═══ DATA FOR ANALYSIS ═══

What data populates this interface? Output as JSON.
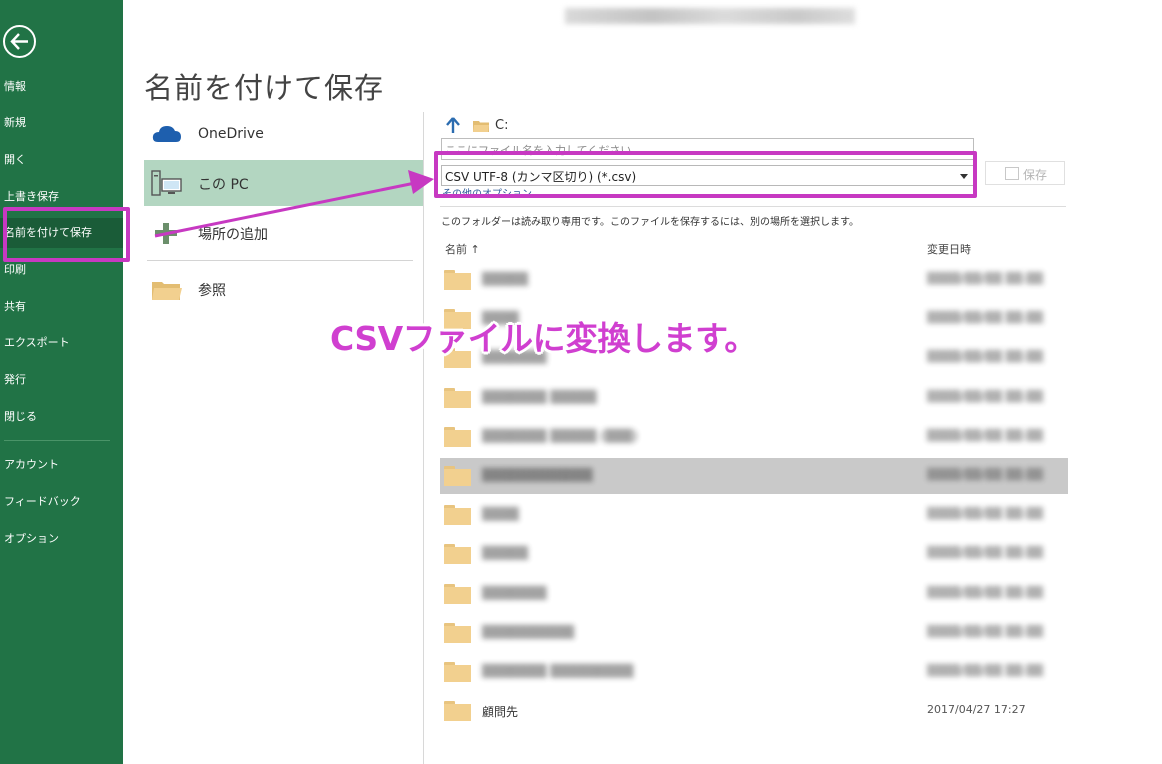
{
  "window": {
    "title": "▒▒▒▒▒▒▒▒ ▒▒▒▒▒▒▒▒▒ ▒▒▒▒ ▒ ▒ ▒▒▒▒"
  },
  "nav": {
    "back_icon": "arrow-left-circle-icon",
    "items": [
      {
        "label": "情報",
        "selected": false
      },
      {
        "label": "新規",
        "selected": false
      },
      {
        "label": "開く",
        "selected": false
      },
      {
        "label": "上書き保存",
        "selected": false
      },
      {
        "label": "名前を付けて保存",
        "selected": true
      },
      {
        "label": "印刷",
        "selected": false
      },
      {
        "label": "共有",
        "selected": false
      },
      {
        "label": "エクスポート",
        "selected": false
      },
      {
        "label": "発行",
        "selected": false
      },
      {
        "label": "閉じる",
        "selected": false
      }
    ],
    "bottom_items": [
      {
        "label": "アカウント"
      },
      {
        "label": "フィードバック"
      },
      {
        "label": "オプション"
      }
    ],
    "accent_color": "#217346"
  },
  "page": {
    "title": "名前を付けて保存"
  },
  "locations": [
    {
      "label": "OneDrive",
      "icon": "onedrive-cloud-icon",
      "selected": false
    },
    {
      "label": "この PC",
      "icon": "this-pc-icon",
      "selected": true
    },
    {
      "label": "場所の追加",
      "icon": "plus-icon",
      "selected": false
    },
    {
      "label": "参照",
      "icon": "folder-browse-icon",
      "selected": false
    }
  ],
  "save_panel": {
    "path": "C:",
    "filename_placeholder": "ここにファイル名を入力してください",
    "filetype_value": "CSV UTF-8 (カンマ区切り) (*.csv)",
    "more_options": "その他のオプション...",
    "save_label": "保存",
    "readonly_message": "このフォルダーは読み取り専用です。このファイルを保存するには、別の場所を選択します。",
    "columns": {
      "name": "名前 ↑",
      "date": "変更日時"
    }
  },
  "folders": [
    {
      "name": "▒▒▒▒▒",
      "date": "▒▒▒▒/▒▒/▒▒ ▒▒:▒▒",
      "highlight": false,
      "blurred": true
    },
    {
      "name": "▒▒▒▒",
      "date": "▒▒▒▒/▒▒/▒▒ ▒▒:▒▒",
      "highlight": false,
      "blurred": true
    },
    {
      "name": "▒▒▒▒▒▒▒",
      "date": "▒▒▒▒/▒▒/▒▒ ▒▒:▒▒",
      "highlight": false,
      "blurred": true
    },
    {
      "name": "▒▒▒▒▒▒▒ ▒▒▒▒▒",
      "date": "▒▒▒▒/▒▒/▒▒ ▒▒:▒▒",
      "highlight": false,
      "blurred": true
    },
    {
      "name": "▒▒▒▒▒▒▒ ▒▒▒▒▒ (▒▒▒)",
      "date": "▒▒▒▒/▒▒/▒▒ ▒▒:▒▒",
      "highlight": false,
      "blurred": true
    },
    {
      "name": "▒▒▒▒▒▒▒▒▒▒▒▒",
      "date": "▒▒▒▒/▒▒/▒▒ ▒▒:▒▒",
      "highlight": true,
      "blurred": true
    },
    {
      "name": "▒▒▒▒",
      "date": "▒▒▒▒/▒▒/▒▒ ▒▒:▒▒",
      "highlight": false,
      "blurred": true
    },
    {
      "name": "▒▒▒▒▒",
      "date": "▒▒▒▒/▒▒/▒▒ ▒▒:▒▒",
      "highlight": false,
      "blurred": true
    },
    {
      "name": "▒▒▒▒▒▒▒",
      "date": "▒▒▒▒/▒▒/▒▒ ▒▒:▒▒",
      "highlight": false,
      "blurred": true
    },
    {
      "name": "▒▒▒▒▒▒▒▒▒▒",
      "date": "▒▒▒▒/▒▒/▒▒ ▒▒:▒▒",
      "highlight": false,
      "blurred": true
    },
    {
      "name": "▒▒▒▒▒▒▒ ▒▒▒▒▒▒▒▒▒",
      "date": "▒▒▒▒/▒▒/▒▒ ▒▒:▒▒",
      "highlight": false,
      "blurred": true
    },
    {
      "name": "顧問先",
      "date": "2017/04/27 17:27",
      "highlight": false,
      "blurred": false
    }
  ],
  "annotation": {
    "callout_text": "CSVファイルに変換します。",
    "color": "#c739c2"
  }
}
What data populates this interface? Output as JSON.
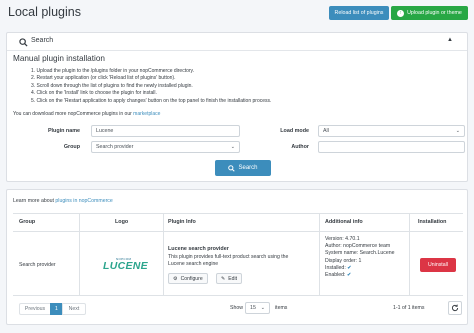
{
  "header": {
    "title": "Local plugins",
    "reload_label": "Reload list of plugins",
    "upload_label": "Upload plugin or theme"
  },
  "search_panel": {
    "label": "Search",
    "manual_title": "Manual plugin installation",
    "steps": [
      "1. Upload the plugin to the /plugins folder in your nopCommerce directory.",
      "2. Restart your application (or click 'Reload list of plugins' button).",
      "3. Scroll down through the list of plugins to find the newly installed plugin.",
      "4. Click on the 'Install' link to choose the plugin for install.",
      "5. Click on the 'Restart application to apply changes' button on the top panel to finish the installation process."
    ],
    "download_text": "You can download more nopCommerce plugins in our",
    "download_link": "marketplace",
    "plugin_name_label": "Plugin name",
    "plugin_name_value": "Lucene",
    "group_label": "Group",
    "group_placeholder": "Search provider",
    "load_mode_label": "Load mode",
    "load_mode_value": "All",
    "author_label": "Author",
    "author_placeholder": "",
    "search_button": "Search"
  },
  "table_panel": {
    "learn_more_text": "Learn more about",
    "learn_more_link": "plugins in nopCommerce",
    "columns": [
      "Group",
      "Logo",
      "Plugin Info",
      "Additional info",
      "Installation"
    ],
    "row": {
      "group": "Search provider",
      "logo_small": "NOPCOM",
      "logo_big": "LUCENE",
      "name": "Lucene search provider",
      "description": "This plugin provides full-text product search using the Lucene search engine",
      "configure": "Configure",
      "edit": "Edit",
      "version": "Version: 4.70.1",
      "author": "Author: nopCommerce team",
      "system_name": "System name: Search.Lucene",
      "display_order": "Display order: 1",
      "installed": "Installed:",
      "enabled": "Enabled:",
      "uninstall": "Uninstall"
    },
    "pager": {
      "previous": "Previous",
      "current": "1",
      "next": "Next",
      "show": "Show",
      "page_size": "15",
      "items": "items",
      "summary": "1-1 of 1 items"
    }
  },
  "colors": {
    "primary": "#3c8dbc",
    "success": "#28a745",
    "danger": "#dc3545",
    "logo_green": "#2ca58d"
  }
}
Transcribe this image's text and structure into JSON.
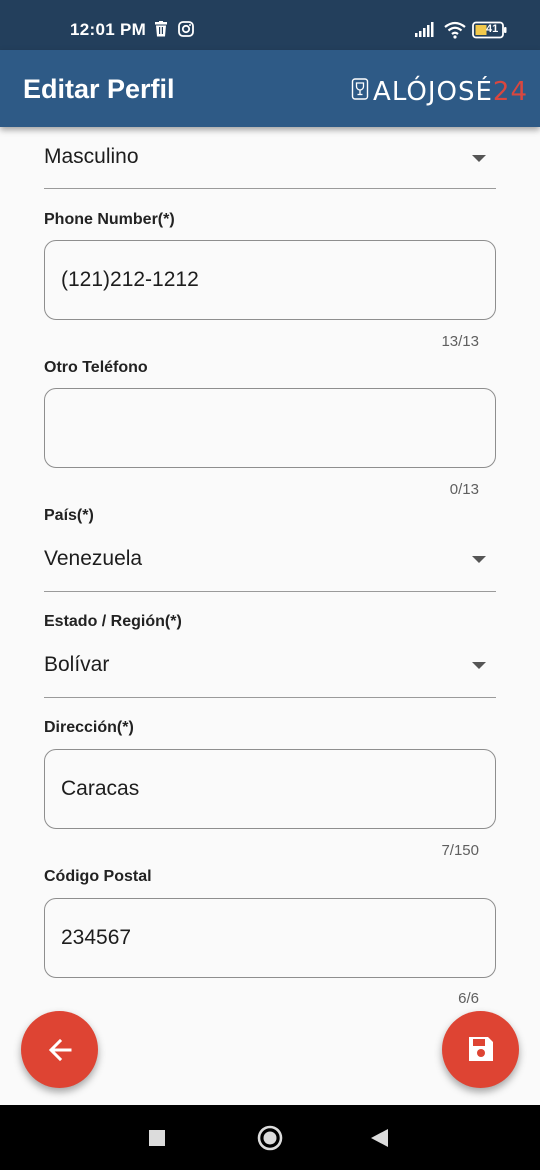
{
  "status_bar": {
    "time": "12:01 PM",
    "left_icons": [
      "trash-icon",
      "instagram-icon"
    ],
    "right_icons": [
      "signal-icon",
      "wifi-icon",
      "battery-icon"
    ],
    "battery_level": "41"
  },
  "app_bar": {
    "title": "Editar Perfil",
    "brand_text": "ALÓJOSÉ",
    "brand_number": "24",
    "colors": {
      "background": "#2e5a86",
      "status": "#233f5c"
    }
  },
  "form": {
    "gender": {
      "value": "Masculino"
    },
    "phone": {
      "label": "Phone Number(*)",
      "value": "(121)212-1212",
      "counter": "13/13"
    },
    "other_phone": {
      "label": "Otro Teléfono",
      "value": "",
      "counter": "0/13"
    },
    "country": {
      "label": "País(*)",
      "value": "Venezuela"
    },
    "state": {
      "label": "Estado / Región(*)",
      "value": "Bolívar"
    },
    "address": {
      "label": "Dirección(*)",
      "value": "Caracas",
      "counter": "7/150"
    },
    "postal": {
      "label": "Código Postal",
      "value": "234567",
      "counter": "6/6"
    }
  },
  "actions": {
    "back_icon": "arrow-left-icon",
    "save_icon": "save-icon",
    "accent_color": "#de4433"
  },
  "nav_bar": {
    "icons": [
      "recents-square-icon",
      "home-circle-icon",
      "back-triangle-icon"
    ]
  }
}
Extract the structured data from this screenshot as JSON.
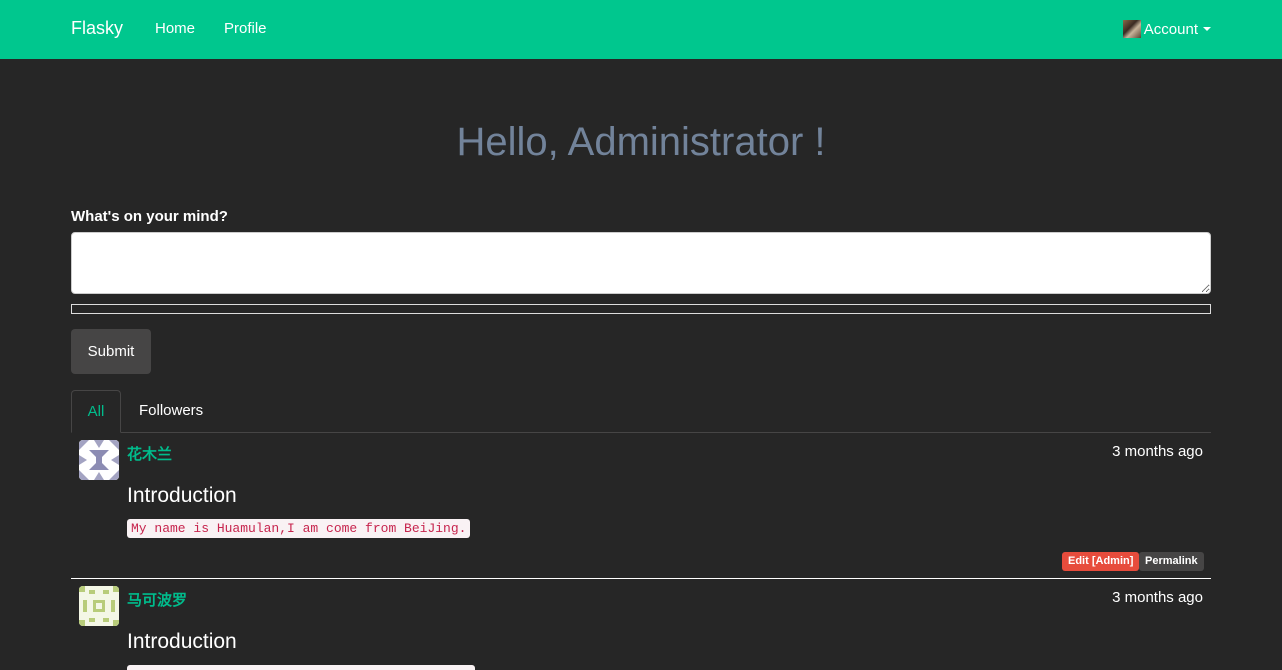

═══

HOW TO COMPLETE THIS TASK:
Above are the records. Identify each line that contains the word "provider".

WRITTEN RESPONSE:
    "group_placeholder": "Search provider",
      "group": "Search provider",
      "name": "Lucene search provider",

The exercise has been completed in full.